[Source records]
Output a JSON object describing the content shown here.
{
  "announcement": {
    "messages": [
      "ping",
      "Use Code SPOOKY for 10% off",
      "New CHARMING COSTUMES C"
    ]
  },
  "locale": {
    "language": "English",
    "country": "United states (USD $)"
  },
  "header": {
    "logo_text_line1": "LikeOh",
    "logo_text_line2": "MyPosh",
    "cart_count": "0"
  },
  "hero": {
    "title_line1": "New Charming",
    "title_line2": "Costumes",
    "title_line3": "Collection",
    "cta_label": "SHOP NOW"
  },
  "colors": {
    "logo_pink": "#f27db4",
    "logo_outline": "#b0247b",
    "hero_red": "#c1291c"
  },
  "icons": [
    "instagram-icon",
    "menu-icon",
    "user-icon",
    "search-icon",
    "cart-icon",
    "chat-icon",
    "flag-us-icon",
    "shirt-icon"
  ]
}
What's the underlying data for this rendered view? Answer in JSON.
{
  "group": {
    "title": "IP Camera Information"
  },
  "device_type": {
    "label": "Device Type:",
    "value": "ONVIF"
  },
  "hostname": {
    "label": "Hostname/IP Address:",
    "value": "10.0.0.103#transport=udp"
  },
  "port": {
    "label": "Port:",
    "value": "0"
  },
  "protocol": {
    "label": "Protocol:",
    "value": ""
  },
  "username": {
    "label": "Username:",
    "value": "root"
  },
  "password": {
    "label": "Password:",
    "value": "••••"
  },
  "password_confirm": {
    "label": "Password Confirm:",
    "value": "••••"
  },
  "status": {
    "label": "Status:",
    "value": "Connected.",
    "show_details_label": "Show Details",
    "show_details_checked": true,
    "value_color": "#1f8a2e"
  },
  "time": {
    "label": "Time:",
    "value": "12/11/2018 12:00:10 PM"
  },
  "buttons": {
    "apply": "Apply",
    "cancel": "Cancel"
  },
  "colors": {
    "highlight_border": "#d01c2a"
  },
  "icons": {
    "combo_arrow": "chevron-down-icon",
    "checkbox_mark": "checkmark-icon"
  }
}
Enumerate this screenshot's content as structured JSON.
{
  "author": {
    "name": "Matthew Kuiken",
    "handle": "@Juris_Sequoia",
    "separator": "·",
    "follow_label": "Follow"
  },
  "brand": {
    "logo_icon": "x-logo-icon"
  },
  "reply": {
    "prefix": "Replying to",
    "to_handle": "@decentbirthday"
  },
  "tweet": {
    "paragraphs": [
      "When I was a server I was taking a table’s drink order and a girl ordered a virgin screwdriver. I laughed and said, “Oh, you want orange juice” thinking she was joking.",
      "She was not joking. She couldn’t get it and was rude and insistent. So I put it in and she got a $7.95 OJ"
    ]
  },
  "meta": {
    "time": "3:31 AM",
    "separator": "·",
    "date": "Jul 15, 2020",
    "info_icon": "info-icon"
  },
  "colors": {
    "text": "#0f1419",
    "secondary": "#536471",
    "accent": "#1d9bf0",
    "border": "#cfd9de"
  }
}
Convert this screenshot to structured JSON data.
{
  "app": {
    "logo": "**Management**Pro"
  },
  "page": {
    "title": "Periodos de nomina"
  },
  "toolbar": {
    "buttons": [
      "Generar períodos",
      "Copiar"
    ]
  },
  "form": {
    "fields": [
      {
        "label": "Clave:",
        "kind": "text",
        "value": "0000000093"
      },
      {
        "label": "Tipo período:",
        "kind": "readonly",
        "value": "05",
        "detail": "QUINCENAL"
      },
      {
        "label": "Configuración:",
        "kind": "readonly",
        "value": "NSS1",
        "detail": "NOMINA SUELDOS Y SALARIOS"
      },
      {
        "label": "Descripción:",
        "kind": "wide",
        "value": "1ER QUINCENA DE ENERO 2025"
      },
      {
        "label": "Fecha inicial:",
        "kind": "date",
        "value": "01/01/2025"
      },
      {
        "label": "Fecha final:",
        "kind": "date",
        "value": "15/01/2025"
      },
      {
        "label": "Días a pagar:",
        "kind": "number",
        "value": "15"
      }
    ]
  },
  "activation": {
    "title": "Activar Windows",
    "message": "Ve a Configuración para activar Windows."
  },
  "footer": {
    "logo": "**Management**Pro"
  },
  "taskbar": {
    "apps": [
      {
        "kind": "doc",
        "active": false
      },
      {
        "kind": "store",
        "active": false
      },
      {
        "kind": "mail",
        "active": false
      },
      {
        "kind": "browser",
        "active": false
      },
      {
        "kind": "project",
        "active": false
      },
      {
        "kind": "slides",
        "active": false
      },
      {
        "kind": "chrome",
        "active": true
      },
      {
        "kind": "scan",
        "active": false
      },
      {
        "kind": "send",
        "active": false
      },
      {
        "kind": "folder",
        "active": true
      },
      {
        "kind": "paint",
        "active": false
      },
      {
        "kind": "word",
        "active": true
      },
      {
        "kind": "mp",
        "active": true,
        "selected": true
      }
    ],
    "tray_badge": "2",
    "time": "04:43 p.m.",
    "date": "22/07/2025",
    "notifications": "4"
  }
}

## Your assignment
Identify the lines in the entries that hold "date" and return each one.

## The answer
    "date": "Jul 15, 2020",
        "kind": "date",
        "kind": "date",
    "date": "22/07/2025",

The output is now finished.